━━━━━ DATA IN THIS EXERCISE ━━━━━

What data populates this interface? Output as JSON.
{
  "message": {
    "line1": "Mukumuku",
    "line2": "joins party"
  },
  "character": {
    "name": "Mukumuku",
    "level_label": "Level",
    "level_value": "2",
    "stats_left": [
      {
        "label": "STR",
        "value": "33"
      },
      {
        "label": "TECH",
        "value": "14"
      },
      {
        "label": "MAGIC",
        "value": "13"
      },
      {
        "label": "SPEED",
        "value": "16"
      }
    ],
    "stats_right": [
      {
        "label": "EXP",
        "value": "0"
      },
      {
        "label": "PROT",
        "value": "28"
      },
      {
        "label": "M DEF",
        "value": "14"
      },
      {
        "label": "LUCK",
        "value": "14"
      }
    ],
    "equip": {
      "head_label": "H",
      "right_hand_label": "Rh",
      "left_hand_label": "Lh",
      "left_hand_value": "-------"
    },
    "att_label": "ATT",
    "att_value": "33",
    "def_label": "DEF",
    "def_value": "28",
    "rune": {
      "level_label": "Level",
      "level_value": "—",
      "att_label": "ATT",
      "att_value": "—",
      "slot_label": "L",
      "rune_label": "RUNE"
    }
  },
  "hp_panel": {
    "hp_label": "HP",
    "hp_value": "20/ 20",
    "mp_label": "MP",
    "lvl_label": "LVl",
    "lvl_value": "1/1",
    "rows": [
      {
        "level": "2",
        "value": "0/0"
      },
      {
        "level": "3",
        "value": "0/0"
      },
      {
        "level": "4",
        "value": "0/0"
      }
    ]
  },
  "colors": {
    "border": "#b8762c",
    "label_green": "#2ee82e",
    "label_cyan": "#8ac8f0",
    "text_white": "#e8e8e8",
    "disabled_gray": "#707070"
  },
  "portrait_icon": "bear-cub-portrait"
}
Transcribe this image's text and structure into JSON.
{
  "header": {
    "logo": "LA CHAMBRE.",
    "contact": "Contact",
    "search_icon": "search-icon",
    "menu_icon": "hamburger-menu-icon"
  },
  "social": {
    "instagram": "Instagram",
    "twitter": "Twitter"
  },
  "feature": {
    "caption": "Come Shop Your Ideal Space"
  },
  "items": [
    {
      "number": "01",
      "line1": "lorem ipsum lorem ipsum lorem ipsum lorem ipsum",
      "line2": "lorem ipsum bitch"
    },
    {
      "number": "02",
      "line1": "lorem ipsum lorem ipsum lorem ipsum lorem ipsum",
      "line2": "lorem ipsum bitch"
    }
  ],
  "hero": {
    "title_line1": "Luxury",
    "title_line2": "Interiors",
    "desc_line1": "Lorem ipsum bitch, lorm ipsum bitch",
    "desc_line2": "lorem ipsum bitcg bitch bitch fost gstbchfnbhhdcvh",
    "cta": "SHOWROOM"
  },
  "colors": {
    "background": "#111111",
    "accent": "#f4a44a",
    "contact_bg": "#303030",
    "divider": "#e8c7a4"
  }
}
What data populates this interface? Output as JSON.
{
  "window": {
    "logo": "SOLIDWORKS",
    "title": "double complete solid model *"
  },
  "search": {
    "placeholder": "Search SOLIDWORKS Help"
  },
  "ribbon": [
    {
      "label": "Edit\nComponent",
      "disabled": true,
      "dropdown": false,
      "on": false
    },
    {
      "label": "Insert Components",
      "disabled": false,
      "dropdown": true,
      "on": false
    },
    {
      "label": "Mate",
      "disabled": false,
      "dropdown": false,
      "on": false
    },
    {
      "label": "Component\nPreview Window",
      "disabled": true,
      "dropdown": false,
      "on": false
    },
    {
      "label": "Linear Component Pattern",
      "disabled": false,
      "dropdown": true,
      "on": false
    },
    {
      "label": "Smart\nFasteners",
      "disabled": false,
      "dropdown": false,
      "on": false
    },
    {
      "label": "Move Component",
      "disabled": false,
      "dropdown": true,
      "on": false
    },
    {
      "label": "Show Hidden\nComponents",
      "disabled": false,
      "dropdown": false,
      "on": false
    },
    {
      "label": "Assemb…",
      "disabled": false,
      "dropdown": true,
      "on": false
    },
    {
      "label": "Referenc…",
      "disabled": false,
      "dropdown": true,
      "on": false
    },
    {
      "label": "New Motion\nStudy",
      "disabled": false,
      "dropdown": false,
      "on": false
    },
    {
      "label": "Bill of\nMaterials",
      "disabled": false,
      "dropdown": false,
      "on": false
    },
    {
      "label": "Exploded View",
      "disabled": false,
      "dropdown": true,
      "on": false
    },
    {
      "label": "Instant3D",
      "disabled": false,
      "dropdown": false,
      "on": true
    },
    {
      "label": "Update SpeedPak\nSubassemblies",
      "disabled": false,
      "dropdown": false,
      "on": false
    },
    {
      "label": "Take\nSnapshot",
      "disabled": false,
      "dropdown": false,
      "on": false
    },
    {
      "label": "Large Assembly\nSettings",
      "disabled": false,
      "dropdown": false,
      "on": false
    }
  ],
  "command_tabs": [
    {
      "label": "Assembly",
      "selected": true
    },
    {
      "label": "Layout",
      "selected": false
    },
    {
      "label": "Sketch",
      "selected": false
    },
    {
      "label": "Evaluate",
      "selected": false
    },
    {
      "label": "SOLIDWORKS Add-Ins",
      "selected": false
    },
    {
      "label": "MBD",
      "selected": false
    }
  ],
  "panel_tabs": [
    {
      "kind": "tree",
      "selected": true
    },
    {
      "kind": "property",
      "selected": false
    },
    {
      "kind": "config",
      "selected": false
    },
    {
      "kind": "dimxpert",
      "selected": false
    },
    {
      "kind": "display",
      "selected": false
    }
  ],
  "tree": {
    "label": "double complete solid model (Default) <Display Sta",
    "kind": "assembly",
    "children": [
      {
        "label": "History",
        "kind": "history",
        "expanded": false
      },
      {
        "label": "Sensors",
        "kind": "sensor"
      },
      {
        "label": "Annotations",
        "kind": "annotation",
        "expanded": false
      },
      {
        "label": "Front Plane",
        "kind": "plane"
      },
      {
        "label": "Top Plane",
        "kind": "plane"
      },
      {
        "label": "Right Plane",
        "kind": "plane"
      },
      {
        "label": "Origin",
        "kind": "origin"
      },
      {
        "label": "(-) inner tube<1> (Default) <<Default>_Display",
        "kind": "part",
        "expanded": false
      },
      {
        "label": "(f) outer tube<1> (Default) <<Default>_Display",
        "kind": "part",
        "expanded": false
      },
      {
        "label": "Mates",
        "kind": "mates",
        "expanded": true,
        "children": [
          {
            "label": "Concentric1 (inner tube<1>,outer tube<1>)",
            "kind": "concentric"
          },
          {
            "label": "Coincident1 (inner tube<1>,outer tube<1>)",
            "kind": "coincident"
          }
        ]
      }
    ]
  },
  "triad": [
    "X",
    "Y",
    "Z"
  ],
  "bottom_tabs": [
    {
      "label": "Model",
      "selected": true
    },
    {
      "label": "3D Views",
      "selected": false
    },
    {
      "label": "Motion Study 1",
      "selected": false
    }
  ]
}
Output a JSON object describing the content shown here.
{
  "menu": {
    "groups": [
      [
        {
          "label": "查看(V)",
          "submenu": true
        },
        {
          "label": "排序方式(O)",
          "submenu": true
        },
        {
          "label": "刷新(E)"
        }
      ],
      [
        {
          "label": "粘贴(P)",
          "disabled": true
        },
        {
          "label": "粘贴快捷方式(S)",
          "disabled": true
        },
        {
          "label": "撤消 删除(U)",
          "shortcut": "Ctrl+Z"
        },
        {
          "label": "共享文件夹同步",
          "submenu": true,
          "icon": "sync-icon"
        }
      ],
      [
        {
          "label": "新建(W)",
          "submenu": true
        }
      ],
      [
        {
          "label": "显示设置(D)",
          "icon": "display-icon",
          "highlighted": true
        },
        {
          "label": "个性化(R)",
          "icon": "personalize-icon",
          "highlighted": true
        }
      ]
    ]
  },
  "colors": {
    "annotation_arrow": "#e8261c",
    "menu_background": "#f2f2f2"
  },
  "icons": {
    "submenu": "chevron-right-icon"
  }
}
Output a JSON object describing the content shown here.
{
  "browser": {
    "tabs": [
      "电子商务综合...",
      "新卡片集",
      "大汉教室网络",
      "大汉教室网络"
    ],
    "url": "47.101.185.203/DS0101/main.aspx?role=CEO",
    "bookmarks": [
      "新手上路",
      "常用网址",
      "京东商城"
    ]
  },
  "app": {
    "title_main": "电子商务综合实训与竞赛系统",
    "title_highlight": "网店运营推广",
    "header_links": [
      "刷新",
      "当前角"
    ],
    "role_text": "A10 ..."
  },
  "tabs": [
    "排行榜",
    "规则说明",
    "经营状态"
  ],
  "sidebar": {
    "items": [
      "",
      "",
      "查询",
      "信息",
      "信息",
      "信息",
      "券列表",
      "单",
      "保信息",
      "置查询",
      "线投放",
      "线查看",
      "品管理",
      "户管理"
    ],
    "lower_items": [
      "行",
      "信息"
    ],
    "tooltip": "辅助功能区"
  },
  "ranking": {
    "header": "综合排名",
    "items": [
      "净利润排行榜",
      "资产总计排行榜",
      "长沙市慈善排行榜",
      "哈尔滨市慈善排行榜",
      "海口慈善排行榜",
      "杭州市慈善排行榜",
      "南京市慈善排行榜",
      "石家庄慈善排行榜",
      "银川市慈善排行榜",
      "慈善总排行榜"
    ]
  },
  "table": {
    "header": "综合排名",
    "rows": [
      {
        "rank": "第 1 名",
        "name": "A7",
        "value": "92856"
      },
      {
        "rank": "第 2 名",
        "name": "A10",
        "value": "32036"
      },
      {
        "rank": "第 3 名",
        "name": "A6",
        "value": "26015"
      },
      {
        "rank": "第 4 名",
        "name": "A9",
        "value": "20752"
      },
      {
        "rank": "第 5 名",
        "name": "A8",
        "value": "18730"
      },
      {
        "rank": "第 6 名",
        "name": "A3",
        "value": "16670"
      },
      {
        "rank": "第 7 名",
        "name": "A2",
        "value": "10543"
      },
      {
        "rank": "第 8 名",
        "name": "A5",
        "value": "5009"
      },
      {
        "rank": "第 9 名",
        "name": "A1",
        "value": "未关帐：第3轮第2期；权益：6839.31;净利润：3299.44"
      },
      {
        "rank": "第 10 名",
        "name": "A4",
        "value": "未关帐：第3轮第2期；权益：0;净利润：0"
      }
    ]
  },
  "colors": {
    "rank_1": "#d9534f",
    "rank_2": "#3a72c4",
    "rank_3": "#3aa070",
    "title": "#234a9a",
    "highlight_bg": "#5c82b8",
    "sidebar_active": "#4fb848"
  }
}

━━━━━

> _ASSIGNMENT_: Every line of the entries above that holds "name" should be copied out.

> _TASK ANSWER_:
    "name": "Mukumuku",
        "name": "A7",
        "name": "A10",
        "name": "A6",
        "name": "A9",
        "name": "A8",
        "name": "A3",
        "name": "A2",
        "name": "A5",
        "name": "A1",
        "name": "A4",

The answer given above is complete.